• **Try it**
Copy out the records that appear below, exactly as each one reads.

----- Excerpted data -----

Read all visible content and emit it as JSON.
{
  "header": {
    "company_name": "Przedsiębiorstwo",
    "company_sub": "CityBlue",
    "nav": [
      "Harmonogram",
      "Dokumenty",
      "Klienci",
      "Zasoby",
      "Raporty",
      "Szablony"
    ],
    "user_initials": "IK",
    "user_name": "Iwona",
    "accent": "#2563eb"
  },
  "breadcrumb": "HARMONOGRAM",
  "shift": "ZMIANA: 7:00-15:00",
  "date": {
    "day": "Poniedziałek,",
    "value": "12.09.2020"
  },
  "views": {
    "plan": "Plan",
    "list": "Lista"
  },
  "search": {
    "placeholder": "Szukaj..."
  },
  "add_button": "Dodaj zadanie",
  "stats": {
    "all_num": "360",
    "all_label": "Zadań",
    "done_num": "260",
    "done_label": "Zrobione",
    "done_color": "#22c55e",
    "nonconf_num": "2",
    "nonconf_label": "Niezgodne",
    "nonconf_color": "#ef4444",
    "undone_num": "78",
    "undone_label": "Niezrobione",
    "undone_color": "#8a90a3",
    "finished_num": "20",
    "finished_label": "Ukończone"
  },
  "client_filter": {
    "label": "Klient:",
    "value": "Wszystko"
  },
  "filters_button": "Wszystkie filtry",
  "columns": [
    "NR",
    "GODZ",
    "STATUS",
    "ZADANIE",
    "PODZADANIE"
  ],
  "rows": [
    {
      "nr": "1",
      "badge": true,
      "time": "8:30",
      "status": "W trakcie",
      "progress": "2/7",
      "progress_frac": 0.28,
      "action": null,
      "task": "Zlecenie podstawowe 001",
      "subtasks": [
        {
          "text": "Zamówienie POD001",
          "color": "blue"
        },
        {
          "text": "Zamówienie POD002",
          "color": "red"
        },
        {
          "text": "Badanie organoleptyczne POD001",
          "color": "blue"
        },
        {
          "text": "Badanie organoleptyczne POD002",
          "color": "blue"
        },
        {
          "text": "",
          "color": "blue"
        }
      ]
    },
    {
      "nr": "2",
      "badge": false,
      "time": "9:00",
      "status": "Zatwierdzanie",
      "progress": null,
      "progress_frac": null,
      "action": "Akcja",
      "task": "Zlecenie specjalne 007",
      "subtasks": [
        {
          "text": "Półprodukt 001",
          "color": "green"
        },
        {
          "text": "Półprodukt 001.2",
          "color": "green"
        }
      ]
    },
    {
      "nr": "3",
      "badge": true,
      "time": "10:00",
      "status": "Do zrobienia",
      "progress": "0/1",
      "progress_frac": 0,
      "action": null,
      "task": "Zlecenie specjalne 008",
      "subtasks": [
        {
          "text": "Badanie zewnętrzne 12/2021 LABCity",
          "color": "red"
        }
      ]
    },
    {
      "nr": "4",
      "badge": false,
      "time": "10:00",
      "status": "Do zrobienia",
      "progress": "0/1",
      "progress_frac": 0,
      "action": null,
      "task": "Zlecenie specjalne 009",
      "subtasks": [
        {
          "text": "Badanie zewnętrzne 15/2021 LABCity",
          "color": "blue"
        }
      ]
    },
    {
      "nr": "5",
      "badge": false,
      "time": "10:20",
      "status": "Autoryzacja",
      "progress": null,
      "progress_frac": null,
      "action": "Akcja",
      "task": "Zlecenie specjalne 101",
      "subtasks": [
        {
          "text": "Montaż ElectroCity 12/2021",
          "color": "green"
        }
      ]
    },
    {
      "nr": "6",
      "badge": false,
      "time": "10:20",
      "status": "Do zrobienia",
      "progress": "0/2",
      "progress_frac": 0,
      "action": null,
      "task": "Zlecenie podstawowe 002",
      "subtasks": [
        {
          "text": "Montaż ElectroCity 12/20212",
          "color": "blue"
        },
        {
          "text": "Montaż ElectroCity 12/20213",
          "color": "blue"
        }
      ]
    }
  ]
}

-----

• **Task answer**
Read all visible content and emit it as JSON.
{
  "header": {
    "company_name": "Przedsiębiorstwo",
    "company_sub": "CityBlue",
    "nav": [
      "Harmonogram",
      "Dokumenty",
      "Klienci",
      "Zasoby",
      "Raporty",
      "Szablony"
    ],
    "user_initials": "IK",
    "user_name": "Iwona",
    "accent": "#2563eb"
  },
  "breadcrumb": "HARMONOGRAM",
  "shift": "ZMIANA: 7:00-15:00",
  "date": {
    "day": "Poniedziałek,",
    "value": "12.09.2020"
  },
  "views": {
    "plan": "Plan",
    "list": "Lista"
  },
  "search": {
    "placeholder": "Szukaj..."
  },
  "add_button": "Dodaj zadanie",
  "stats": {
    "all_num": "360",
    "all_label": "Zadań",
    "done_num": "260",
    "done_label": "Zrobione",
    "done_color": "#22c55e",
    "nonconf_num": "2",
    "nonconf_label": "Niezgodne",
    "nonconf_color": "#ef4444",
    "undone_num": "78",
    "undone_label": "Niezrobione",
    "undone_color": "#8a90a3",
    "finished_num": "20",
    "finished_label": "Ukończone"
  },
  "client_filter": {
    "label": "Klient:",
    "value": "Wszystko"
  },
  "filters_button": "Wszystkie filtry",
  "columns": [
    "NR",
    "GODZ",
    "STATUS",
    "ZADANIE",
    "PODZADANIE"
  ],
  "rows": [
    {
      "nr": "1",
      "badge": true,
      "time": "8:30",
      "status": "W trakcie",
      "progress": "2/7",
      "progress_frac": 0.28,
      "action": null,
      "task": "Zlecenie podstawowe 001",
      "subtasks": [
        {
          "text": "Zamówienie POD001",
          "color": "blue"
        },
        {
          "text": "Zamówienie POD002",
          "color": "red"
        },
        {
          "text": "Badanie organoleptyczne POD001",
          "color": "blue"
        },
        {
          "text": "Badanie organoleptyczne POD002",
          "color": "blue"
        },
        {
          "text": "",
          "color": "blue"
        }
      ]
    },
    {
      "nr": "2",
      "badge": false,
      "time": "9:00",
      "status": "Zatwierdzanie",
      "progress": null,
      "progress_frac": null,
      "action": "Akcja",
      "task": "Zlecenie specjalne 007",
      "subtasks": [
        {
          "text": "Półprodukt 001",
          "color": "green"
        },
        {
          "text": "Półprodukt 001.2",
          "color": "green"
        }
      ]
    },
    {
      "nr": "3",
      "badge": true,
      "time": "10:00",
      "status": "Do zrobienia",
      "progress": "0/1",
      "progress_frac": 0,
      "action": null,
      "task": "Zlecenie specjalne 008",
      "subtasks": [
        {
          "text": "Badanie zewnętrzne 12/2021 LABCity",
          "color": "red"
        }
      ]
    },
    {
      "nr": "4",
      "badge": false,
      "time": "10:00",
      "status": "Do zrobienia",
      "progress": "0/1",
      "progress_frac": 0,
      "action": null,
      "task": "Zlecenie specjalne 009",
      "subtasks": [
        {
          "text": "Badanie zewnętrzne 15/2021 LABCity",
          "color": "blue"
        }
      ]
    },
    {
      "nr": "5",
      "badge": false,
      "time": "10:20",
      "status": "Autoryzacja",
      "progress": null,
      "progress_frac": null,
      "action": "Akcja",
      "task": "Zlecenie specjalne 101",
      "subtasks": [
        {
          "text": "Montaż ElectroCity 12/2021",
          "color": "green"
        }
      ]
    },
    {
      "nr": "6",
      "badge": false,
      "time": "10:20",
      "status": "Do zrobienia",
      "progress": "0/2",
      "progress_frac": 0,
      "action": null,
      "task": "Zlecenie podstawowe 002",
      "subtasks": [
        {
          "text": "Montaż ElectroCity 12/20212",
          "color": "blue"
        },
        {
          "text": "Montaż ElectroCity 12/20213",
          "color": "blue"
        }
      ]
    }
  ]
}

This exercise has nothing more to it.